▶ [What the task requires]
Look through the data below, and copy each line that carries the word "false".

▶ [Given records]
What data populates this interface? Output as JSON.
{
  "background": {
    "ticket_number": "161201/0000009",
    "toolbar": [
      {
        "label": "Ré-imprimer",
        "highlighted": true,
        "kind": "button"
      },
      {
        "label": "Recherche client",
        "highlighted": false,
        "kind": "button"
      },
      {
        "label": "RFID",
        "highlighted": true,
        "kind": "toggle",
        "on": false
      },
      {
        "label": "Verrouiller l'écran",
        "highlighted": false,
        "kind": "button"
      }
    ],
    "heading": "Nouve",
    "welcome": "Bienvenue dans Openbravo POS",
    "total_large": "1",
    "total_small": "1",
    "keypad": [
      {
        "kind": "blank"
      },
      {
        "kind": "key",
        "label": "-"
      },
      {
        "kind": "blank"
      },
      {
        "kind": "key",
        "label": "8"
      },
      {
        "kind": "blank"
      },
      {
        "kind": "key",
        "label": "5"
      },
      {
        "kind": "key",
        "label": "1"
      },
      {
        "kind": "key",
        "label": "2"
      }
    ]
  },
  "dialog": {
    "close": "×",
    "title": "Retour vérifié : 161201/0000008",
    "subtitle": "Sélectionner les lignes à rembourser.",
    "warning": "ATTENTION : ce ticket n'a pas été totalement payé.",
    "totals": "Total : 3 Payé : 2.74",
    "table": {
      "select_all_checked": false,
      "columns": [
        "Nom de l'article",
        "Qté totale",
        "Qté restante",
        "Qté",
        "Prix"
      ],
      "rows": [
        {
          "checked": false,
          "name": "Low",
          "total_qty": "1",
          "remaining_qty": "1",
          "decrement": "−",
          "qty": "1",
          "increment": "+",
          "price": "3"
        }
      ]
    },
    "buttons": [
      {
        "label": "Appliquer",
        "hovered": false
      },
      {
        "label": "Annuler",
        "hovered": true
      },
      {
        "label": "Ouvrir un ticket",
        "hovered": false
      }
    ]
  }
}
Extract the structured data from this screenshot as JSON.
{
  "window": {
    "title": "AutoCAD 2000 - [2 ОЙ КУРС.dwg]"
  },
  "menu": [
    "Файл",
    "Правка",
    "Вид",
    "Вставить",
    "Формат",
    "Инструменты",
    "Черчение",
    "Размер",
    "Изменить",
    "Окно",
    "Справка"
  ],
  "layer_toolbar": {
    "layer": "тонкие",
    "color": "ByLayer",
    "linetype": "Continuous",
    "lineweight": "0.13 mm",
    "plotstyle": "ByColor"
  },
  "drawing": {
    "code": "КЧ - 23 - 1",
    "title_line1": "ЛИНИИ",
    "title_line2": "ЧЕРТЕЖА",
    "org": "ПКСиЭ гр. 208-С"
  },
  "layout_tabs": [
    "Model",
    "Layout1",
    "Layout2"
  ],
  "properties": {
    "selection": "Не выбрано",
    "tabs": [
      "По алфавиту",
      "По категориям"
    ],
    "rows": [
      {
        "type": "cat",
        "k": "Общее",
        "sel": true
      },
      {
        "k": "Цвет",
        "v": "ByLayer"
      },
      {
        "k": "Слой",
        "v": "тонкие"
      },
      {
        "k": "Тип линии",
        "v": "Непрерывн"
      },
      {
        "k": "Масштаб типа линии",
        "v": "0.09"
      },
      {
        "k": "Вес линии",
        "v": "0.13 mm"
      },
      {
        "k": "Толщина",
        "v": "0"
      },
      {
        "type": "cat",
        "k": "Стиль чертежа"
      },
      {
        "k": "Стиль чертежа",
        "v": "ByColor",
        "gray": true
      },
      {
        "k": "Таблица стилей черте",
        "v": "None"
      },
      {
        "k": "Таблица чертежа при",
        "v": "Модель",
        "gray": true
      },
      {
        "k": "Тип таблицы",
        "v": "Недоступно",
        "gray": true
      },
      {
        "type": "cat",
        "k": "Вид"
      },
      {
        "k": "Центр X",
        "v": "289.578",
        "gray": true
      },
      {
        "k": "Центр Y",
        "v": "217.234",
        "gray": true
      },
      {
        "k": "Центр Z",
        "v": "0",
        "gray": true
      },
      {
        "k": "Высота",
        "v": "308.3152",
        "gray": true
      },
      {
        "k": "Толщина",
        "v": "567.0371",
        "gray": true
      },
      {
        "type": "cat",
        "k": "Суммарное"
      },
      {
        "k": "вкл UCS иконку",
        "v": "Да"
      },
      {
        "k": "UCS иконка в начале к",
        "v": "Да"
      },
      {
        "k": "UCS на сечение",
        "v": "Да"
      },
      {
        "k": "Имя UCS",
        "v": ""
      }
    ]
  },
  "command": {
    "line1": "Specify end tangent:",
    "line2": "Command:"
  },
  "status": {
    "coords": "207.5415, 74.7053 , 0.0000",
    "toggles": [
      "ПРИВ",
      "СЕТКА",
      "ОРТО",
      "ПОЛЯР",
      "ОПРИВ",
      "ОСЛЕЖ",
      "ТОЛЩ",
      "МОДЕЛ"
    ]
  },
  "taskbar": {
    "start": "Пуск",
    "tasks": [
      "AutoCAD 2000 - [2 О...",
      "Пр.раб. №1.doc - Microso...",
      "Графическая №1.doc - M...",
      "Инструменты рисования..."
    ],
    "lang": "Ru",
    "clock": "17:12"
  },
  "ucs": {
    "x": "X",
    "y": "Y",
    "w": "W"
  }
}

▶ [Expected answer]
        "highlighted": false,
        "on": false
        "highlighted": false,
      "select_all_checked": false,
          "checked": false,
        "hovered": false
        "hovered": false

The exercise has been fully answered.